What is being asked: Word-for-word reproduction, images excluded: copy every entry below.

Records excerpted from a collection:

Content starts

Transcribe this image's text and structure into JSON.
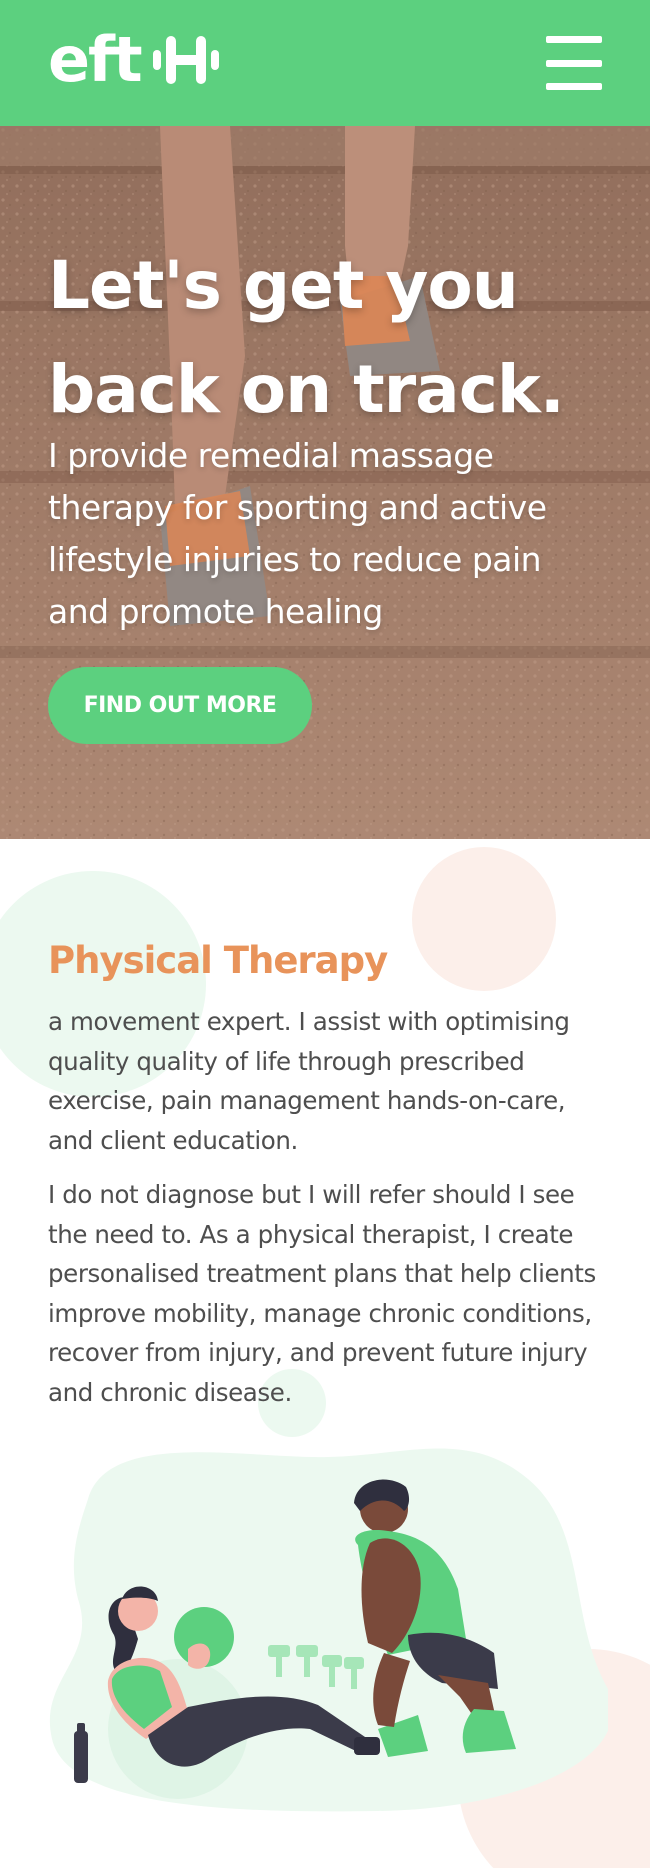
{
  "header": {
    "logo_text": "eft",
    "logo_icon": "dumbbell-icon",
    "menu_icon": "hamburger-menu-icon",
    "brand_color": "#5cd07f"
  },
  "hero": {
    "title": "Let's get you back on track.",
    "text": "I provide remedial massage therapy for sporting and active lifestyle injuries to reduce pain and promote healing",
    "cta_label": "FIND OUT MORE",
    "background": "photo-running-shoes-on-stairs"
  },
  "therapy": {
    "title": "Physical Therapy",
    "title_color": "#e8935a",
    "paragraphs": [
      "a movement expert. I assist with optimising quality quality of life through prescribed exercise, pain management hands-on-care, and client education.",
      "I do not diagnose but I will refer should I see the need to. As a physical therapist, I create personalised treatment plans that help clients improve mobility, manage chronic conditions, recover from injury, and prevent future injury and chronic disease."
    ],
    "illustration": "trainer-with-client-exercise-illustration"
  }
}
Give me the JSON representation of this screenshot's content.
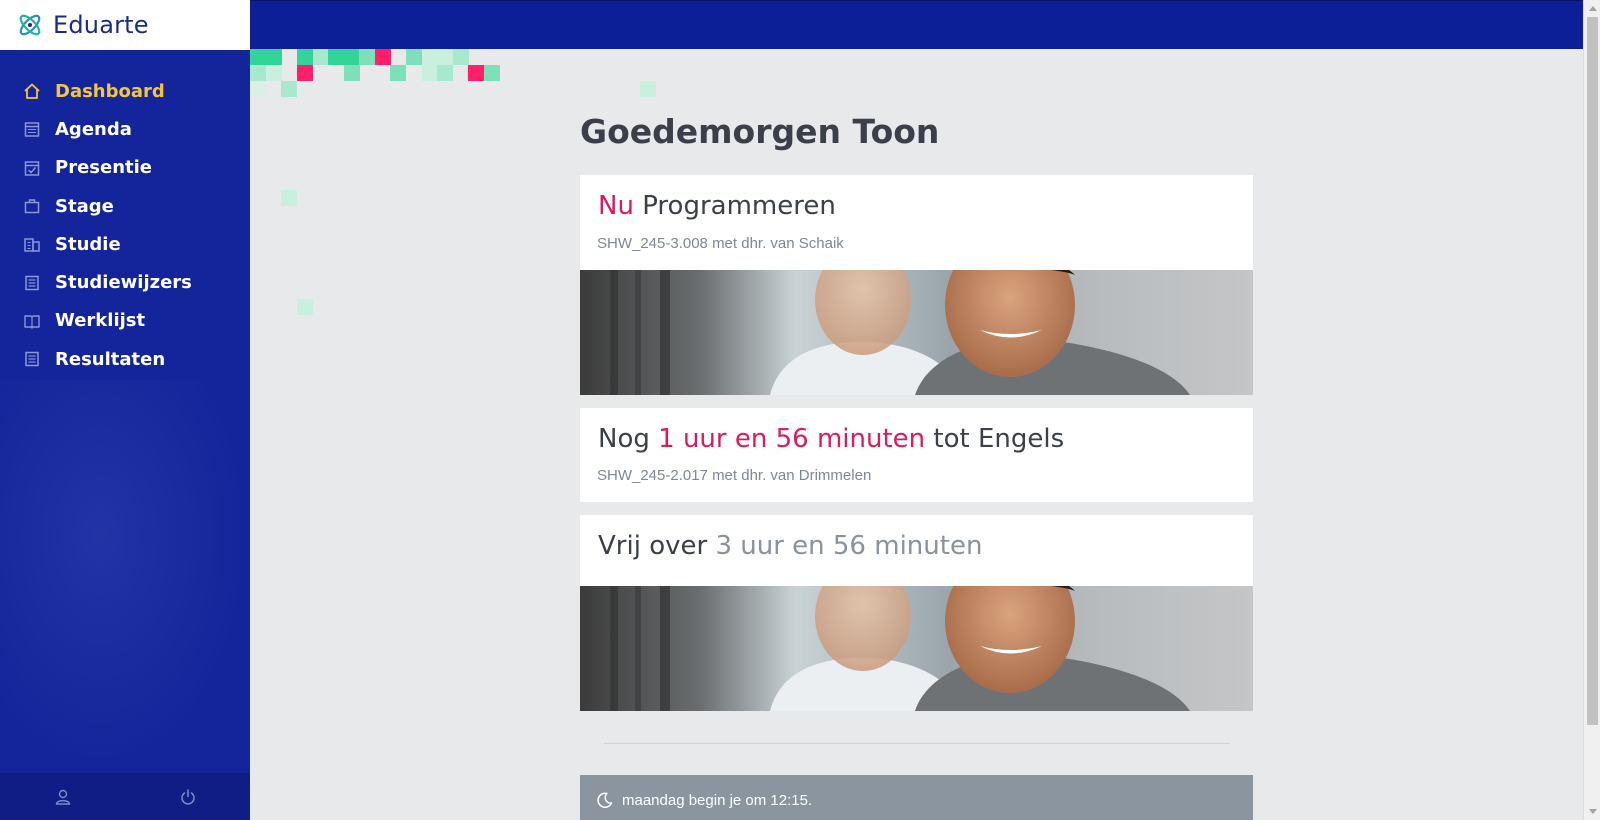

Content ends

Solved problem:
Transcribe this image's text and structure into JSON.
{
  "header": {
    "logo_text": "eft",
    "logo_icon": "dumbbell-icon",
    "menu_icon": "hamburger-menu-icon",
    "brand_color": "#5cd07f"
  },
  "hero": {
    "title": "Let's get you back on track.",
    "text": "I provide remedial massage therapy for sporting and active lifestyle injuries to reduce pain and promote healing",
    "cta_label": "FIND OUT MORE",
    "background": "photo-running-shoes-on-stairs"
  },
  "therapy": {
    "title": "Physical Therapy",
    "title_color": "#e8935a",
    "paragraphs": [
      "a movement expert. I assist with optimising quality quality of life through prescribed exercise, pain management hands-on-care, and client education.",
      "I do not diagnose but I will refer should I see the need to. As a physical therapist, I create personalised treatment plans that help clients improve mobility, manage chronic conditions, recover from injury, and prevent future injury and chronic disease."
    ],
    "illustration": "trainer-with-client-exercise-illustration"
  }
}
Give me the JSON representation of this screenshot's content.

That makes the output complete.